**DATA RECORDS**
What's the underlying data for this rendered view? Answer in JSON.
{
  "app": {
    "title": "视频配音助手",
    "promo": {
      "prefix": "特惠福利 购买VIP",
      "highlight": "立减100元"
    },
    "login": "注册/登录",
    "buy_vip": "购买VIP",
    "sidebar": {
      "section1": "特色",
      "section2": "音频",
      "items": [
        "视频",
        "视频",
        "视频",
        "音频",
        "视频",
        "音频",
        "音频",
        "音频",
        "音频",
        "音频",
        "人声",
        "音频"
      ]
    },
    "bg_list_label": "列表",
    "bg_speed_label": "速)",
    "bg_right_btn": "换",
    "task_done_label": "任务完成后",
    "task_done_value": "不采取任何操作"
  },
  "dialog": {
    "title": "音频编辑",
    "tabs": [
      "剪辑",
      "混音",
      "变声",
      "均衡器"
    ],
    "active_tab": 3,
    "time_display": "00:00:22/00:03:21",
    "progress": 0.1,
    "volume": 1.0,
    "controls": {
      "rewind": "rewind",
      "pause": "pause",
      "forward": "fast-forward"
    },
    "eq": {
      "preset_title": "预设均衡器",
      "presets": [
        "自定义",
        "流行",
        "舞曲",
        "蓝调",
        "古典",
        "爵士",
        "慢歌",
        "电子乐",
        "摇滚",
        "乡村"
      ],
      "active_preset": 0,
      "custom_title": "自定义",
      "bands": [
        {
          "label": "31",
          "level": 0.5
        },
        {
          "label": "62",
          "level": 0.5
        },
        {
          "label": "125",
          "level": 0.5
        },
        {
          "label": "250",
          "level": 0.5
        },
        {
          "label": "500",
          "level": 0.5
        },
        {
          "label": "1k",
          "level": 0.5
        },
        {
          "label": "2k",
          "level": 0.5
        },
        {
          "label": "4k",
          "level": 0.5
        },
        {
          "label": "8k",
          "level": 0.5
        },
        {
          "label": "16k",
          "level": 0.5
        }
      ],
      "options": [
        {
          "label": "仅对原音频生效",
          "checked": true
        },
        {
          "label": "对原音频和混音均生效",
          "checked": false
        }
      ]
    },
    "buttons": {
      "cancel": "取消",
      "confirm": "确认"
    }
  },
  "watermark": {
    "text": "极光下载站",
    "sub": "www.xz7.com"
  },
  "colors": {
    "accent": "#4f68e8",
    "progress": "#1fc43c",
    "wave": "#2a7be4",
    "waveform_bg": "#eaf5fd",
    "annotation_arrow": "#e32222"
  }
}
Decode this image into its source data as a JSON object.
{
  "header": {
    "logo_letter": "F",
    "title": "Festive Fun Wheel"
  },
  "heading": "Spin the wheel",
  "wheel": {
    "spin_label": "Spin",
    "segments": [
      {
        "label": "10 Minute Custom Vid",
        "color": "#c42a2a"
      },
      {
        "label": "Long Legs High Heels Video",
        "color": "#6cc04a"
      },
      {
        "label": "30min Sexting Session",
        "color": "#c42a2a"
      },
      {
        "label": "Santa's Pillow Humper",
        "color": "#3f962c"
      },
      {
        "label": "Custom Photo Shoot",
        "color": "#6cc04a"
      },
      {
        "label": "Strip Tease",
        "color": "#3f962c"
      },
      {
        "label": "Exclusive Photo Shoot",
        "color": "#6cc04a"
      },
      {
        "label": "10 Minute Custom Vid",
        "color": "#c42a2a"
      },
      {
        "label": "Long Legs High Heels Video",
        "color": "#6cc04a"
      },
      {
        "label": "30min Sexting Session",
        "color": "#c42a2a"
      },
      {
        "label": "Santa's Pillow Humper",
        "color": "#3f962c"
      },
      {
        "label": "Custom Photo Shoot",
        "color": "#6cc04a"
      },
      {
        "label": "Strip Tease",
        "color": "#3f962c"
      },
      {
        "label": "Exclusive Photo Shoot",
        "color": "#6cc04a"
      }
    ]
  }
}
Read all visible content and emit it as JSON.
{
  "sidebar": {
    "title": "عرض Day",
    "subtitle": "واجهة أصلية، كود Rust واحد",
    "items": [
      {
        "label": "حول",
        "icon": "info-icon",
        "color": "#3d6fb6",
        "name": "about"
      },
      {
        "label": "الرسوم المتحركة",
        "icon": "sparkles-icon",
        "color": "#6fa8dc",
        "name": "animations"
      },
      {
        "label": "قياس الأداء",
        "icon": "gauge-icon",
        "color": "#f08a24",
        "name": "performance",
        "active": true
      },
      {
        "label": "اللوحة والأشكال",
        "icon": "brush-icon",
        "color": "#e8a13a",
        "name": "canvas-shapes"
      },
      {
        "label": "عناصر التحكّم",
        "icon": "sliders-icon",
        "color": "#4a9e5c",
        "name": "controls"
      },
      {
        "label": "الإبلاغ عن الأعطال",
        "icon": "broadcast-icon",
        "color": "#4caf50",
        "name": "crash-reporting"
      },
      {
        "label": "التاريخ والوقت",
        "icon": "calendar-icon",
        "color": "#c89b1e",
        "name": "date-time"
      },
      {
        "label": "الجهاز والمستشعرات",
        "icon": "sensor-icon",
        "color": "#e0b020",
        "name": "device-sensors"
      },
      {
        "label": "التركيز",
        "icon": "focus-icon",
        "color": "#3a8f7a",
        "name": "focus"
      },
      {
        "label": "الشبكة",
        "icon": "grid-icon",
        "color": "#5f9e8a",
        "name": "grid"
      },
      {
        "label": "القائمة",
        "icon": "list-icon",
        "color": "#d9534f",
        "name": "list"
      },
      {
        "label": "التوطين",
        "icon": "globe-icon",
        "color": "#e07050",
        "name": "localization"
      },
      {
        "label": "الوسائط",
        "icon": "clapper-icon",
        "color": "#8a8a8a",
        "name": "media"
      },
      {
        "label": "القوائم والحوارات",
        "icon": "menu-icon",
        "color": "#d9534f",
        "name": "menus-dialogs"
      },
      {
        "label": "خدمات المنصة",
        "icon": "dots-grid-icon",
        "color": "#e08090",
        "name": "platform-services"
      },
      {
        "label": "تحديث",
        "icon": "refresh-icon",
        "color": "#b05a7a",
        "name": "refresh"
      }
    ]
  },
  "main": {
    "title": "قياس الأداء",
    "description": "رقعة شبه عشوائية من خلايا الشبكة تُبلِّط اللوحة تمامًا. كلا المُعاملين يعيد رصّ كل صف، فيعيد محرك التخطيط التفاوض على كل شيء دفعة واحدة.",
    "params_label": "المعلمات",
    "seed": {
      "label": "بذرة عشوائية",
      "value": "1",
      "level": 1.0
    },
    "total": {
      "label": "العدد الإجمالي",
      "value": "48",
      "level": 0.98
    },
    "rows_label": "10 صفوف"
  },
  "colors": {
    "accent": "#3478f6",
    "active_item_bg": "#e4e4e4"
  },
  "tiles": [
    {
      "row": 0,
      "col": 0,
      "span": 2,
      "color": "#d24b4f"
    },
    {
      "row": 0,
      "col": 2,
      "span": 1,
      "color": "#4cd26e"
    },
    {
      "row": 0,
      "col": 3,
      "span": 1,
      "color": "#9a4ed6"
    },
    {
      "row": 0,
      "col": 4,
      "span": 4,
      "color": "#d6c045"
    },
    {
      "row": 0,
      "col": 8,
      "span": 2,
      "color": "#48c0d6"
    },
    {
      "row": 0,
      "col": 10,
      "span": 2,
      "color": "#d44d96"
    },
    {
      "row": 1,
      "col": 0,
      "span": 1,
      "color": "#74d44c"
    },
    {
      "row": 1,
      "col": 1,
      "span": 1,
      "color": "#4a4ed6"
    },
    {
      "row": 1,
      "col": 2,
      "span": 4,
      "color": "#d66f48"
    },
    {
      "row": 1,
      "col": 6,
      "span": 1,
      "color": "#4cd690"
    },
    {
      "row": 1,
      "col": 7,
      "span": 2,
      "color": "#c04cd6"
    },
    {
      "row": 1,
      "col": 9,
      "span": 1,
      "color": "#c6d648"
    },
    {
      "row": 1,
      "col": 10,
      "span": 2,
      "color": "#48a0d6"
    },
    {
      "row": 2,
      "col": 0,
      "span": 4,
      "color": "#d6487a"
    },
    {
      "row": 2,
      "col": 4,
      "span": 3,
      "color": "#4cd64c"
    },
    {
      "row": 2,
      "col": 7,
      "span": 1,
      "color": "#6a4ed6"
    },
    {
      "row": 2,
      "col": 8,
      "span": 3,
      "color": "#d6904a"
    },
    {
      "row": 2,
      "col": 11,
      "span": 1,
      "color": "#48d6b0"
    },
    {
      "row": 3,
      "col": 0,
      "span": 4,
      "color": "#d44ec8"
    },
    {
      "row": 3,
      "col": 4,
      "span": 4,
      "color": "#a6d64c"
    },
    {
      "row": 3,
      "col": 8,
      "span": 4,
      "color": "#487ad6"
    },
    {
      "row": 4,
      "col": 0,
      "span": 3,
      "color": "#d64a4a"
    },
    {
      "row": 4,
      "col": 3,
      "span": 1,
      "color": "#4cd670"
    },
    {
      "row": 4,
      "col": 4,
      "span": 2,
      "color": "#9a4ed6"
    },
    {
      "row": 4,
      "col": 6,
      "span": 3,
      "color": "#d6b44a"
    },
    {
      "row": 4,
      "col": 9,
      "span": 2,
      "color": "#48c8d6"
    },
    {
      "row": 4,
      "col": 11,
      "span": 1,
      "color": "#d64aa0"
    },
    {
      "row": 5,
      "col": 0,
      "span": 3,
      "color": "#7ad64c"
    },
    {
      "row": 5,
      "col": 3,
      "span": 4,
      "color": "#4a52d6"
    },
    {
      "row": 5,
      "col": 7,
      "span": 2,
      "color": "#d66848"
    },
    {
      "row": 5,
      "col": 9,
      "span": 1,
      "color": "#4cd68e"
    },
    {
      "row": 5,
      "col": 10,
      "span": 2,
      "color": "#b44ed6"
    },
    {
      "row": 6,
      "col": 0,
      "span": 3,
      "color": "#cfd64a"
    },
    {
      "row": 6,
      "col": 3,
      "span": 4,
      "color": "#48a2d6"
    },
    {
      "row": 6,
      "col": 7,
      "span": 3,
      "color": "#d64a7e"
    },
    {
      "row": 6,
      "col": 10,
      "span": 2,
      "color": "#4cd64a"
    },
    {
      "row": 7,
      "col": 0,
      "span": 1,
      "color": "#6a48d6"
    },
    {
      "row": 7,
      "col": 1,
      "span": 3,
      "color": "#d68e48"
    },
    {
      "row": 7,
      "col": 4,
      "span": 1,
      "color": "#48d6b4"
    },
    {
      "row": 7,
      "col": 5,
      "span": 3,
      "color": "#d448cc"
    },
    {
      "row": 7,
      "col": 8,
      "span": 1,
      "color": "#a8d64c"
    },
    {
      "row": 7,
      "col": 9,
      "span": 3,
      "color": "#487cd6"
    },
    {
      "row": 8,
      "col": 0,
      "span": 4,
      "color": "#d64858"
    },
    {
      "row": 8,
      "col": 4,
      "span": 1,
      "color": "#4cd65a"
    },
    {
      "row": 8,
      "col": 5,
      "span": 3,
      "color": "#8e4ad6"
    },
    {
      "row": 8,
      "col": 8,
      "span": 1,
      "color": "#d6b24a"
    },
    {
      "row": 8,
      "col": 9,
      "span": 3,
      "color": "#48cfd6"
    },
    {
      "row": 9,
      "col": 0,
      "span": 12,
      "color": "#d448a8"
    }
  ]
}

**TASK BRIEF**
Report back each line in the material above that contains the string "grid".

**EXERCISE ANSWER**
        "icon": "grid-icon",
        "name": "grid"
        "icon": "dots-grid-icon",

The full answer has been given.